§ **ABOUT THIS TASK**:
Print what the records say exactly, and omit the pictures.

Dataset rows describing interfaces:
_____

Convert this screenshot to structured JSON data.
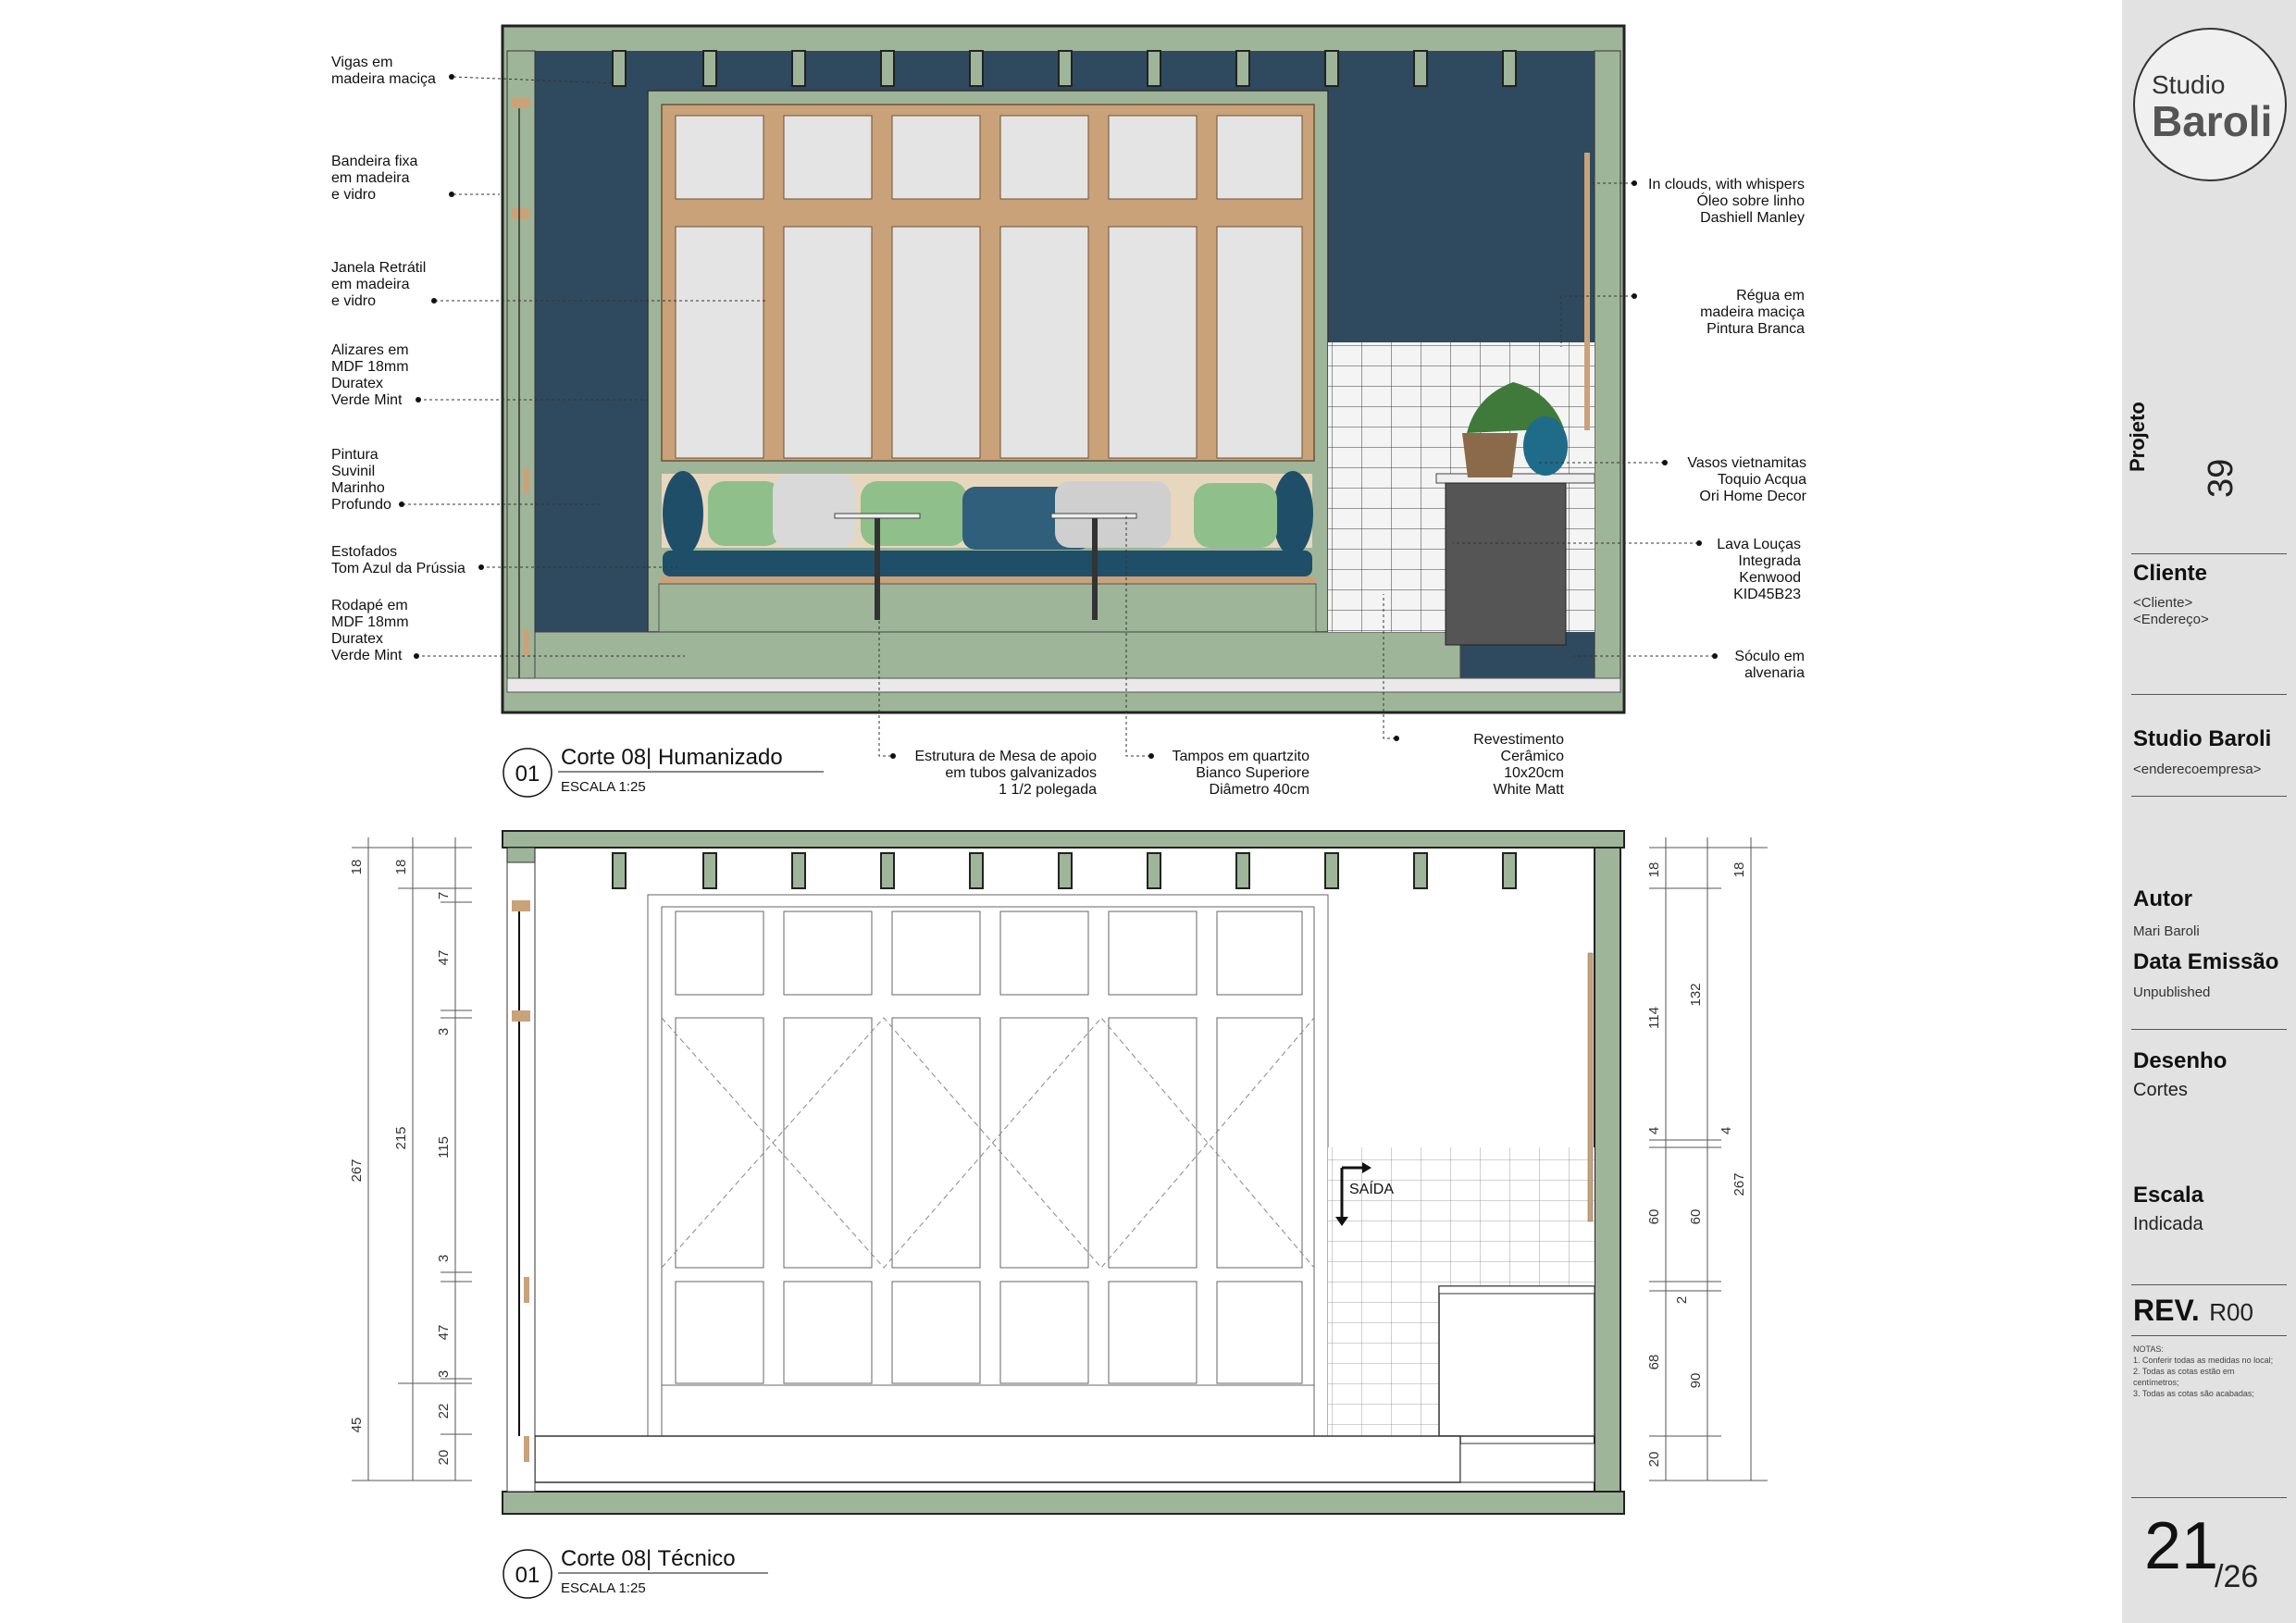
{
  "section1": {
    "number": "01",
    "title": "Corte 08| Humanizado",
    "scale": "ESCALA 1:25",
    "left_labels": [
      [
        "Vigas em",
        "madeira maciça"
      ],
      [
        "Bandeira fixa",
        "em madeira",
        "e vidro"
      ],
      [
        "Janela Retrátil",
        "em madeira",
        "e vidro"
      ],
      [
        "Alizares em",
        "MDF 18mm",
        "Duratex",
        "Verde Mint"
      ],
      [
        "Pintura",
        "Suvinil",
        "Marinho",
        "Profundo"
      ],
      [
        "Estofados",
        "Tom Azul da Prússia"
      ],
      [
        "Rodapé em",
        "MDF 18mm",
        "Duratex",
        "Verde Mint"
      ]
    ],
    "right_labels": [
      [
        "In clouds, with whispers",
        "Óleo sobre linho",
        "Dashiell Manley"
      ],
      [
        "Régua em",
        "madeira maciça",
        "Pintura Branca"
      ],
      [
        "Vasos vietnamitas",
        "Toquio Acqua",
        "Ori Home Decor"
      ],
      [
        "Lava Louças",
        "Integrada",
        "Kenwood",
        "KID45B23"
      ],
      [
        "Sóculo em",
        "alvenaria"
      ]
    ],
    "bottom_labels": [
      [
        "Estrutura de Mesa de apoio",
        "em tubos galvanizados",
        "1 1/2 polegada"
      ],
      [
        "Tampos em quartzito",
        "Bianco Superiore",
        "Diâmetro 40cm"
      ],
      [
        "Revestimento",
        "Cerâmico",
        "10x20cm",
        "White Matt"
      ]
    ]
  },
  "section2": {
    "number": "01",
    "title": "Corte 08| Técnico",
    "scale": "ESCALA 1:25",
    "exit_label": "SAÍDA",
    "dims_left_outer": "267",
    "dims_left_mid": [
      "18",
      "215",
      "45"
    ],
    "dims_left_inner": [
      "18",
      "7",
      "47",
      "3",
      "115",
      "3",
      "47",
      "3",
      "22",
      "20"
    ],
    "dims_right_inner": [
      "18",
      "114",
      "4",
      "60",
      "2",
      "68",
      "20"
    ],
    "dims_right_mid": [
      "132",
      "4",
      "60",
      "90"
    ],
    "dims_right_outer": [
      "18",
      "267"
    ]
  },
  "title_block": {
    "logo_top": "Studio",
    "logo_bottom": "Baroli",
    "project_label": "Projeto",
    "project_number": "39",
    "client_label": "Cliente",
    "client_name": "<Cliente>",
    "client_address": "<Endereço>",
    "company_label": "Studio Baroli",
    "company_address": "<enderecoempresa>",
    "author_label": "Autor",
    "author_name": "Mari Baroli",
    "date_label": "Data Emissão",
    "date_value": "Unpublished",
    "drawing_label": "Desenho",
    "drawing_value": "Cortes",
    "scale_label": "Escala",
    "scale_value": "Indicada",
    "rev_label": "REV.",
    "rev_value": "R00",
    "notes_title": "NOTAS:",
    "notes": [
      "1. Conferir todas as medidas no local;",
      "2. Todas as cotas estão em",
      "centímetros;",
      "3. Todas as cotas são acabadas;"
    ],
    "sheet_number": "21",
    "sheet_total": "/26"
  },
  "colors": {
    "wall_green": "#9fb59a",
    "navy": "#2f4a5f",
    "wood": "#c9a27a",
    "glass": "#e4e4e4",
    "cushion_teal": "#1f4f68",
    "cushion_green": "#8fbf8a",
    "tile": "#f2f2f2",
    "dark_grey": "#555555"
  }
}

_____

§ **RESULT OF THIS TASK**:
Convert this screenshot to structured JSON data.
{
  "section1": {
    "number": "01",
    "title": "Corte 08| Humanizado",
    "scale": "ESCALA 1:25",
    "left_labels": [
      [
        "Vigas em",
        "madeira maciça"
      ],
      [
        "Bandeira fixa",
        "em madeira",
        "e vidro"
      ],
      [
        "Janela Retrátil",
        "em madeira",
        "e vidro"
      ],
      [
        "Alizares em",
        "MDF 18mm",
        "Duratex",
        "Verde Mint"
      ],
      [
        "Pintura",
        "Suvinil",
        "Marinho",
        "Profundo"
      ],
      [
        "Estofados",
        "Tom Azul da Prússia"
      ],
      [
        "Rodapé em",
        "MDF 18mm",
        "Duratex",
        "Verde Mint"
      ]
    ],
    "right_labels": [
      [
        "In clouds, with whispers",
        "Óleo sobre linho",
        "Dashiell Manley"
      ],
      [
        "Régua em",
        "madeira maciça",
        "Pintura Branca"
      ],
      [
        "Vasos vietnamitas",
        "Toquio Acqua",
        "Ori Home Decor"
      ],
      [
        "Lava Louças",
        "Integrada",
        "Kenwood",
        "KID45B23"
      ],
      [
        "Sóculo em",
        "alvenaria"
      ]
    ],
    "bottom_labels": [
      [
        "Estrutura de Mesa de apoio",
        "em tubos galvanizados",
        "1 1/2 polegada"
      ],
      [
        "Tampos em quartzito",
        "Bianco Superiore",
        "Diâmetro 40cm"
      ],
      [
        "Revestimento",
        "Cerâmico",
        "10x20cm",
        "White Matt"
      ]
    ]
  },
  "section2": {
    "number": "01",
    "title": "Corte 08| Técnico",
    "scale": "ESCALA 1:25",
    "exit_label": "SAÍDA",
    "dims_left_outer": "267",
    "dims_left_mid": [
      "18",
      "215",
      "45"
    ],
    "dims_left_inner": [
      "18",
      "7",
      "47",
      "3",
      "115",
      "3",
      "47",
      "3",
      "22",
      "20"
    ],
    "dims_right_inner": [
      "18",
      "114",
      "4",
      "60",
      "2",
      "68",
      "20"
    ],
    "dims_right_mid": [
      "132",
      "4",
      "60",
      "90"
    ],
    "dims_right_outer": [
      "18",
      "267"
    ]
  },
  "title_block": {
    "logo_top": "Studio",
    "logo_bottom": "Baroli",
    "project_label": "Projeto",
    "project_number": "39",
    "client_label": "Cliente",
    "client_name": "<Cliente>",
    "client_address": "<Endereço>",
    "company_label": "Studio Baroli",
    "company_address": "<enderecoempresa>",
    "author_label": "Autor",
    "author_name": "Mari Baroli",
    "date_label": "Data Emissão",
    "date_value": "Unpublished",
    "drawing_label": "Desenho",
    "drawing_value": "Cortes",
    "scale_label": "Escala",
    "scale_value": "Indicada",
    "rev_label": "REV.",
    "rev_value": "R00",
    "notes_title": "NOTAS:",
    "notes": [
      "1. Conferir todas as medidas no local;",
      "2. Todas as cotas estão em",
      "centímetros;",
      "3. Todas as cotas são acabadas;"
    ],
    "sheet_number": "21",
    "sheet_total": "/26"
  },
  "colors": {
    "wall_green": "#9fb59a",
    "navy": "#2f4a5f",
    "wood": "#c9a27a",
    "glass": "#e4e4e4",
    "cushion_teal": "#1f4f68",
    "cushion_green": "#8fbf8a",
    "tile": "#f2f2f2",
    "dark_grey": "#555555"
  }
}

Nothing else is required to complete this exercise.